THE TASK: Set down the data below in full, exactly as it reads, but without the pictures.

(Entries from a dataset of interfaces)
- - -

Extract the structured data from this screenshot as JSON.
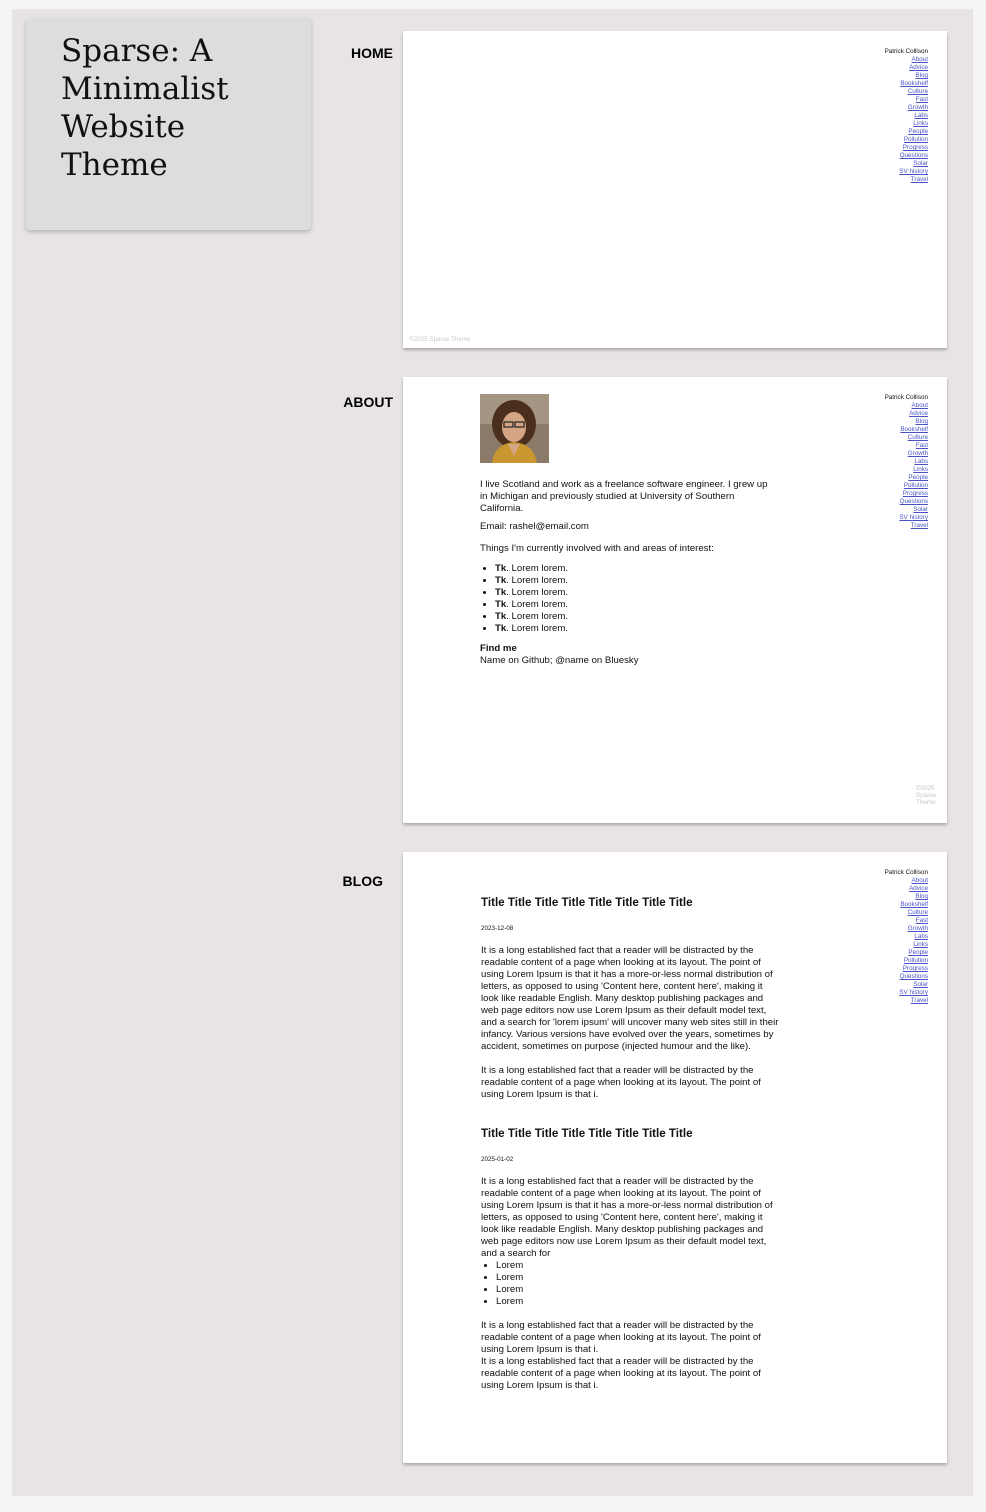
{
  "page_title": "Sparse: A Minimalist Website Theme",
  "sections": {
    "home": "HOME",
    "about": "ABOUT",
    "blog": "BLOG"
  },
  "nav": {
    "author": "Patrick Collison",
    "links": [
      "About",
      "Advice",
      "Blog",
      "Bookshelf",
      "Culture",
      "Fast",
      "Growth",
      "Labs",
      "Links",
      "People",
      "Pollution",
      "Progress",
      "Questions",
      "Solar",
      "SV history",
      "Travel"
    ]
  },
  "footer": "©2025 Sparse Theme",
  "about": {
    "bio": "I live Scotland and work as a freelance software engineer. I grew up in Michigan and previously studied at University of Southern California.",
    "email": "Email: rashel@email.com",
    "interests_intro": "Things I'm currently involved with and areas of interest:",
    "interests": [
      {
        "bold": "Tk",
        "text": ".  Lorem lorem."
      },
      {
        "bold": "Tk",
        "text": ".  Lorem lorem."
      },
      {
        "bold": "Tk",
        "text": ".  Lorem lorem."
      },
      {
        "bold": "Tk",
        "text": ".  Lorem lorem."
      },
      {
        "bold": "Tk",
        "text": ".  Lorem lorem."
      },
      {
        "bold": "Tk",
        "text": ".  Lorem lorem."
      }
    ],
    "find_me_heading": "Find me",
    "find_me_text": "Name on Github; @name on Bluesky"
  },
  "blog": {
    "posts": [
      {
        "title": "Title Title Title Title Title Title Title Title",
        "date": "2023-12-08",
        "para1": "It is a long established fact that a reader will be distracted by the readable content of a page when looking at its layout. The point of using Lorem Ipsum is that it has a more-or-less normal distribution of letters, as opposed to using 'Content here, content here', making it look like readable English. Many desktop publishing packages and web page editors now use Lorem Ipsum as their default model text, and a search for 'lorem ipsum' will uncover many web sites still in their infancy. Various versions have evolved over the years, sometimes by accident, sometimes on purpose (injected humour and the like).",
        "para2": "It is a long established fact that a reader will be distracted by the readable content of a page when looking at its layout. The point of using Lorem Ipsum is that i."
      },
      {
        "title": "Title Title Title Title Title Title Title Title",
        "date": "2025-01-02",
        "para1": "It is a long established fact that a reader will be distracted by the readable content of a page when looking at its layout. The point of using Lorem Ipsum is that it has a more-or-less normal distribution of letters, as opposed to using 'Content here, content here', making it look like readable English. Many desktop publishing packages and web page editors now use Lorem Ipsum as their default model text, and a search for",
        "list": [
          "Lorem",
          "Lorem",
          "Lorem",
          "Lorem"
        ],
        "para2": "It is a long established fact that a reader will be distracted by the readable content of a page when looking at its layout. The point of using Lorem Ipsum is that i.",
        "para3": "It is a long established fact that a reader will be distracted by the readable content of a page when looking at its layout. The point of using Lorem Ipsum is that i."
      }
    ]
  }
}
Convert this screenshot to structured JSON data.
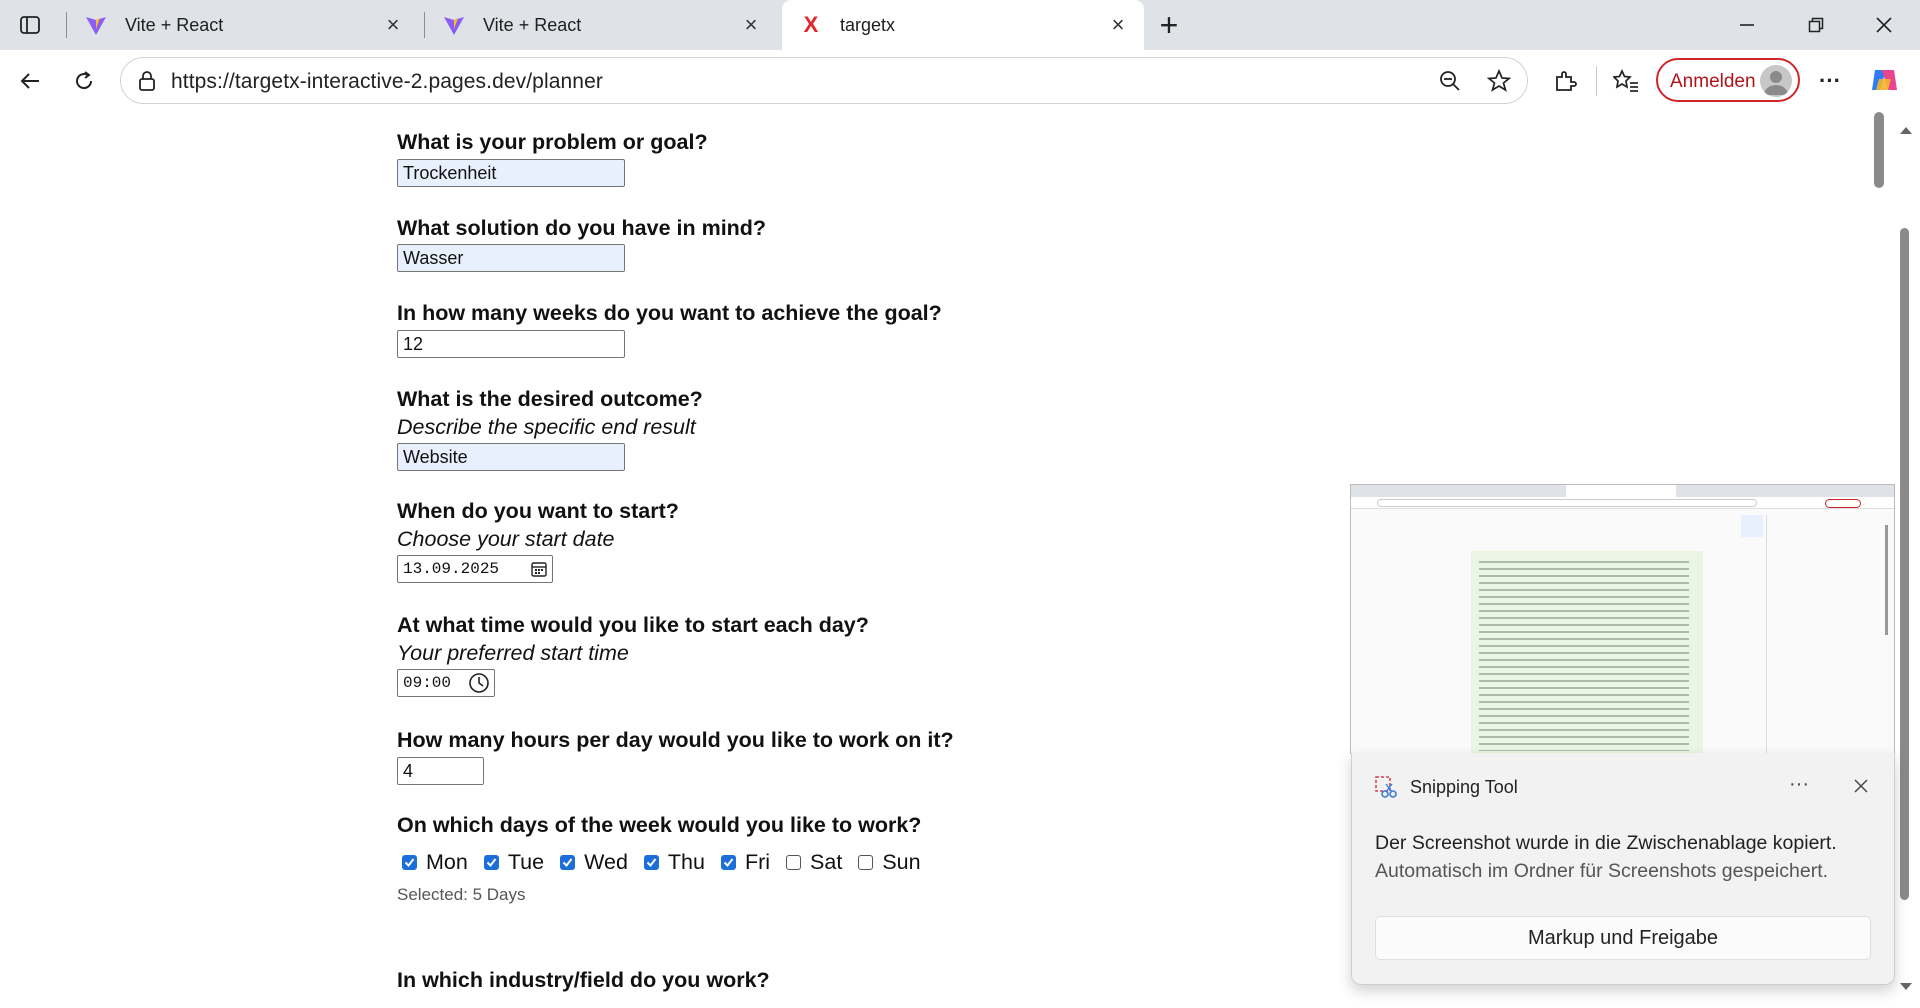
{
  "tabs": [
    {
      "title": "Vite + React",
      "icon": "vite-icon"
    },
    {
      "title": "Vite + React",
      "icon": "vite-icon"
    },
    {
      "title": "targetx",
      "icon": "targetx-x-icon",
      "active": true
    }
  ],
  "address": {
    "url": "https://targetx-interactive-2.pages.dev/planner"
  },
  "signin": {
    "label": "Anmelden"
  },
  "form": {
    "problem": {
      "question": "What is your problem or goal?",
      "value": "Trockenheit"
    },
    "solution": {
      "question": "What solution do you have in mind?",
      "value": "Wasser"
    },
    "weeks": {
      "question": "In how many weeks do you want to achieve the goal?",
      "value": "12"
    },
    "outcome": {
      "question": "What is the desired outcome?",
      "hint": "Describe the specific end result",
      "value": "Website"
    },
    "start": {
      "question": "When do you want to start?",
      "hint": "Choose your start date",
      "value": "13.09.2025"
    },
    "time": {
      "question": "At what time would you like to start each day?",
      "hint": "Your preferred start time",
      "value": "09:00"
    },
    "hours": {
      "question": "How many hours per day would you like to work on it?",
      "value": "4"
    },
    "days": {
      "question": "On which days of the week would you like to work?",
      "items": [
        {
          "label": "Mon",
          "checked": true
        },
        {
          "label": "Tue",
          "checked": true
        },
        {
          "label": "Wed",
          "checked": true
        },
        {
          "label": "Thu",
          "checked": true
        },
        {
          "label": "Fri",
          "checked": true
        },
        {
          "label": "Sat",
          "checked": false
        },
        {
          "label": "Sun",
          "checked": false
        }
      ],
      "selected": "Selected: 5 Days"
    },
    "industry": {
      "question": "In which industry/field do you work?"
    }
  },
  "snipping": {
    "app": "Snipping Tool",
    "message1": "Der Screenshot wurde in die Zwischenablage kopiert.",
    "message2": "Automatisch im Ordner für Screenshots gespeichert.",
    "button": "Markup und Freigabe"
  },
  "colors": {
    "accent": "#1c6edb",
    "signin": "#d0262b",
    "autofill": "#e8f0fe"
  }
}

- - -

RESULT FOR THIS EXERCISE:
Extract the structured data from this screenshot as JSON.
{
  "page_title": "Sparse: A Minimalist Website Theme",
  "sections": {
    "home": "HOME",
    "about": "ABOUT",
    "blog": "BLOG"
  },
  "nav": {
    "author": "Patrick Collison",
    "links": [
      "About",
      "Advice",
      "Blog",
      "Bookshelf",
      "Culture",
      "Fast",
      "Growth",
      "Labs",
      "Links",
      "People",
      "Pollution",
      "Progress",
      "Questions",
      "Solar",
      "SV history",
      "Travel"
    ]
  },
  "footer": "©2025 Sparse Theme",
  "about": {
    "bio": "I live Scotland and work as a freelance software engineer. I grew up in Michigan and previously studied at University of Southern California.",
    "email": "Email: rashel@email.com",
    "interests_intro": "Things I'm currently involved with and areas of interest:",
    "interests": [
      {
        "bold": "Tk",
        "text": ".  Lorem lorem."
      },
      {
        "bold": "Tk",
        "text": ".  Lorem lorem."
      },
      {
        "bold": "Tk",
        "text": ".  Lorem lorem."
      },
      {
        "bold": "Tk",
        "text": ".  Lorem lorem."
      },
      {
        "bold": "Tk",
        "text": ".  Lorem lorem."
      },
      {
        "bold": "Tk",
        "text": ".  Lorem lorem."
      }
    ],
    "find_me_heading": "Find me",
    "find_me_text": "Name on Github; @name on Bluesky"
  },
  "blog": {
    "posts": [
      {
        "title": "Title Title Title Title Title Title Title Title",
        "date": "2023-12-08",
        "para1": "It is a long established fact that a reader will be distracted by the readable content of a page when looking at its layout. The point of using Lorem Ipsum is that it has a more-or-less normal distribution of letters, as opposed to using 'Content here, content here', making it look like readable English. Many desktop publishing packages and web page editors now use Lorem Ipsum as their default model text, and a search for 'lorem ipsum' will uncover many web sites still in their infancy. Various versions have evolved over the years, sometimes by accident, sometimes on purpose (injected humour and the like).",
        "para2": "It is a long established fact that a reader will be distracted by the readable content of a page when looking at its layout. The point of using Lorem Ipsum is that i."
      },
      {
        "title": "Title Title Title Title Title Title Title Title",
        "date": "2025-01-02",
        "para1": "It is a long established fact that a reader will be distracted by the readable content of a page when looking at its layout. The point of using Lorem Ipsum is that it has a more-or-less normal distribution of letters, as opposed to using 'Content here, content here', making it look like readable English. Many desktop publishing packages and web page editors now use Lorem Ipsum as their default model text, and a search for",
        "list": [
          "Lorem",
          "Lorem",
          "Lorem",
          "Lorem"
        ],
        "para2": "It is a long established fact that a reader will be distracted by the readable content of a page when looking at its layout. The point of using Lorem Ipsum is that i.",
        "para3": "It is a long established fact that a reader will be distracted by the readable content of a page when looking at its layout. The point of using Lorem Ipsum is that i."
      }
    ]
  }
}
Convert this screenshot to structured JSON data.
{
  "tabs": [
    {
      "title": "Vite + React",
      "icon": "vite-icon"
    },
    {
      "title": "Vite + React",
      "icon": "vite-icon"
    },
    {
      "title": "targetx",
      "icon": "targetx-x-icon",
      "active": true
    }
  ],
  "address": {
    "url": "https://targetx-interactive-2.pages.dev/planner"
  },
  "signin": {
    "label": "Anmelden"
  },
  "form": {
    "problem": {
      "question": "What is your problem or goal?",
      "value": "Trockenheit"
    },
    "solution": {
      "question": "What solution do you have in mind?",
      "value": "Wasser"
    },
    "weeks": {
      "question": "In how many weeks do you want to achieve the goal?",
      "value": "12"
    },
    "outcome": {
      "question": "What is the desired outcome?",
      "hint": "Describe the specific end result",
      "value": "Website"
    },
    "start": {
      "question": "When do you want to start?",
      "hint": "Choose your start date",
      "value": "13.09.2025"
    },
    "time": {
      "question": "At what time would you like to start each day?",
      "hint": "Your preferred start time",
      "value": "09:00"
    },
    "hours": {
      "question": "How many hours per day would you like to work on it?",
      "value": "4"
    },
    "days": {
      "question": "On which days of the week would you like to work?",
      "items": [
        {
          "label": "Mon",
          "checked": true
        },
        {
          "label": "Tue",
          "checked": true
        },
        {
          "label": "Wed",
          "checked": true
        },
        {
          "label": "Thu",
          "checked": true
        },
        {
          "label": "Fri",
          "checked": true
        },
        {
          "label": "Sat",
          "checked": false
        },
        {
          "label": "Sun",
          "checked": false
        }
      ],
      "selected": "Selected: 5 Days"
    },
    "industry": {
      "question": "In which industry/field do you work?"
    }
  },
  "snipping": {
    "app": "Snipping Tool",
    "message1": "Der Screenshot wurde in die Zwischenablage kopiert.",
    "message2": "Automatisch im Ordner für Screenshots gespeichert.",
    "button": "Markup und Freigabe"
  },
  "colors": {
    "accent": "#1c6edb",
    "signin": "#d0262b",
    "autofill": "#e8f0fe"
  }
}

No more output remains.